Published by: Feminist Review
Year published: 2023

Since 2011, female khatna, or the practice of female genital cutting within the Dawoodi Bohra community, has become a big topic of debate in India and globally. The ‘secret’ tradition has been challenged by community activists, tabled in parliament, heard by international courts of law and debated on news channels. In response, a growing number of Bohra women have come to the fore to publicly defend their right to khatna by subverting seemingly Western tropes of autonomy, equality and modernity. Situated in the thick of these polarised exchanges, this article examines the complicated, under-explored relationship between gender and Islam by foregrounding self-narratives of the Bohra women who actively participate within, as opposed to fight against, patriarchal norms to preserve the tradition. I juxtapose their narratives with those of anti-khatna activists to further contextualise and clarify their ‘modern-yet-traditional’ subjectivities.
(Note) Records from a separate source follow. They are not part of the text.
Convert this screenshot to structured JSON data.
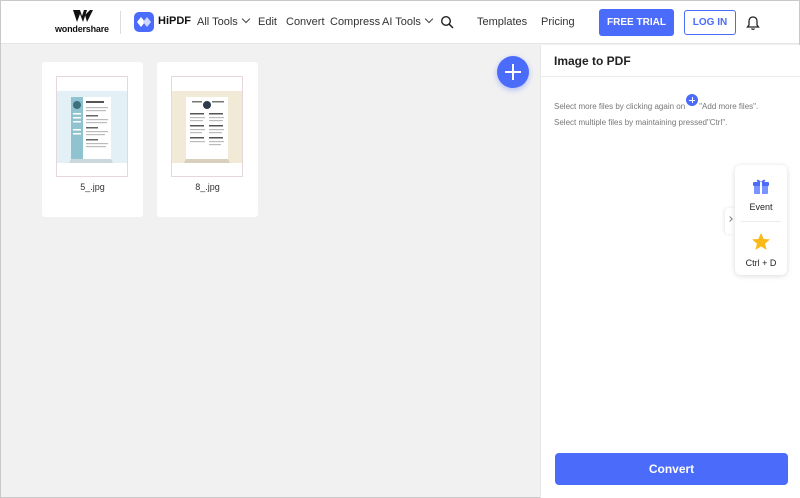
{
  "header": {
    "brand": "wondershare",
    "product": "HiPDF",
    "nav": [
      {
        "label": "All Tools",
        "dropdown": true
      },
      {
        "label": "Edit",
        "dropdown": false
      },
      {
        "label": "Convert",
        "dropdown": false
      },
      {
        "label": "Compress",
        "dropdown": false
      },
      {
        "label": "AI Tools",
        "dropdown": true
      },
      {
        "label": "Templates",
        "dropdown": false
      },
      {
        "label": "Pricing",
        "dropdown": false
      }
    ],
    "free_trial_label": "FREE TRIAL",
    "login_label": "LOG IN"
  },
  "files": [
    {
      "name": "5_.jpg"
    },
    {
      "name": "8_.jpg"
    }
  ],
  "panel": {
    "title": "Image to PDF",
    "hint1_before": "Select more files by clicking again on",
    "hint1_after": "\"Add more files\".",
    "hint2": "Select multiple files by maintaining pressed\"Ctrl\".",
    "convert_label": "Convert"
  },
  "widget": {
    "event_label": "Event",
    "bookmark_label": "Ctrl + D"
  },
  "colors": {
    "accent": "#4b6bfb",
    "background": "#f1f1f1"
  }
}
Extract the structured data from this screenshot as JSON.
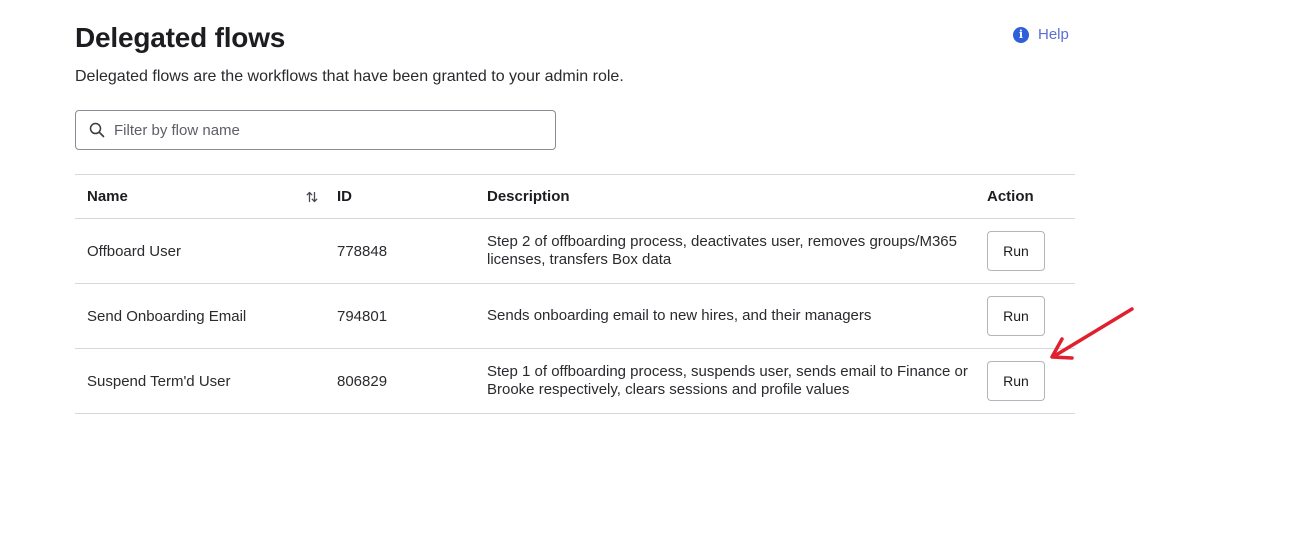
{
  "page": {
    "title": "Delegated flows",
    "subtitle": "Delegated flows are the workflows that have been granted to your admin role.",
    "help_label": "Help",
    "help_icon": "info-icon"
  },
  "search": {
    "placeholder": "Filter by flow name",
    "value": "",
    "icon": "search-icon"
  },
  "table": {
    "headers": {
      "name": "Name",
      "id": "ID",
      "description": "Description",
      "action": "Action"
    },
    "sort_icon": "sort-arrows-icon",
    "rows": [
      {
        "name": "Offboard User",
        "id": "778848",
        "description": "Step 2 of offboarding process, deactivates user, removes groups/M365 licenses, transfers Box data",
        "action_label": "Run"
      },
      {
        "name": "Send Onboarding Email",
        "id": "794801",
        "description": "Sends onboarding email to new hires, and their managers",
        "action_label": "Run"
      },
      {
        "name": "Suspend Term'd User",
        "id": "806829",
        "description": "Step 1 of offboarding process, suspends user, sends email to Finance or Brooke respectively, clears sessions and profile values",
        "action_label": "Run"
      }
    ]
  },
  "annotation": {
    "icon": "red-arrow-icon",
    "color": "#e0202e"
  },
  "colors": {
    "link": "#5a6fd6",
    "info_icon": "#2f5fd9",
    "border": "#d7d7dc"
  }
}
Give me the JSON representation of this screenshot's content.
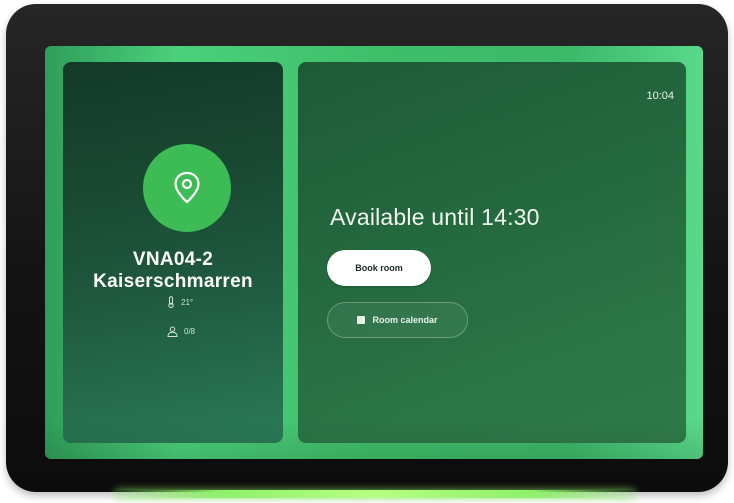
{
  "room": {
    "name_line1": "VNA04-2",
    "name_line2": "Kaiserschmarren",
    "location_icon": "map-pin-icon",
    "temperature": "21°",
    "temperature_icon": "thermometer-icon",
    "capacity": "0/8",
    "capacity_icon": "people-icon"
  },
  "status": {
    "time": "10:04",
    "availability": "Available until 14:30"
  },
  "actions": {
    "book_label": "Book room",
    "calendar_label": "Room calendar",
    "calendar_icon": "calendar-icon"
  },
  "colors": {
    "accent_green": "#3dbb55",
    "screen_glow": "#4bd07b",
    "panel_dark": "#13392a",
    "led_bar": "#8ef06a"
  }
}
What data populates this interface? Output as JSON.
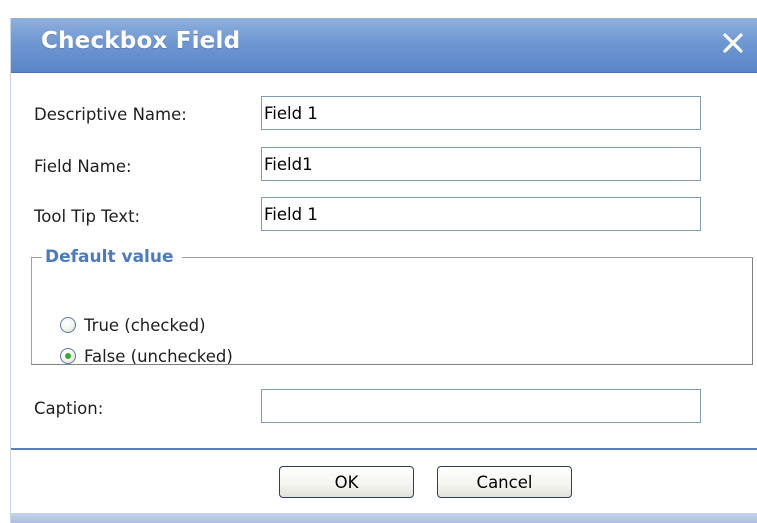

As such, this article combines a postcolonial feminist lens with Eric Hobsbawm’s notion of ‘invention of tradition’, to investigate the multiple ways in which a majority of Bohra women are using the rhetoric of ‘modernity’ in public—by reinventing history, renegotiating patriarchies, reimagining the other and incorporating biomedicine—to preserve and perpetuate this contested tradition.